* How to complete this task *
Output everything in the listing exactly.

━━━━━━━━━━━━━━━━

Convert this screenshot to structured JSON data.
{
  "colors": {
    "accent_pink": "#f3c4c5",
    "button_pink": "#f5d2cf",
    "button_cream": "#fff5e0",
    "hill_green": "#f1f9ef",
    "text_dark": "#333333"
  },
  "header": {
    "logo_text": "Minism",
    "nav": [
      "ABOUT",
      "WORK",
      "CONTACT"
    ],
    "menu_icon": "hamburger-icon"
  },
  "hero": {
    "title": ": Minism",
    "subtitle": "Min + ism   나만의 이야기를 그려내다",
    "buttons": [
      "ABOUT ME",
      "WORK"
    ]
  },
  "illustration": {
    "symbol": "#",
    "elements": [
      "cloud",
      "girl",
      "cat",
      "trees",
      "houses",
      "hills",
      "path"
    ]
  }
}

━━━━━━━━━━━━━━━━

* Your solution *
Convert this screenshot to structured JSON data.
{
  "colors": {
    "accent_pink": "#f3c4c5",
    "button_pink": "#f5d2cf",
    "button_cream": "#fff5e0",
    "hill_green": "#f1f9ef",
    "text_dark": "#333333"
  },
  "header": {
    "logo_text": "Minism",
    "nav": [
      "ABOUT",
      "WORK",
      "CONTACT"
    ],
    "menu_icon": "hamburger-icon"
  },
  "hero": {
    "title": ": Minism",
    "subtitle": "Min + ism   나만의 이야기를 그려내다",
    "buttons": [
      "ABOUT ME",
      "WORK"
    ]
  },
  "illustration": {
    "symbol": "#",
    "elements": [
      "cloud",
      "girl",
      "cat",
      "trees",
      "houses",
      "hills",
      "path"
    ]
  }
}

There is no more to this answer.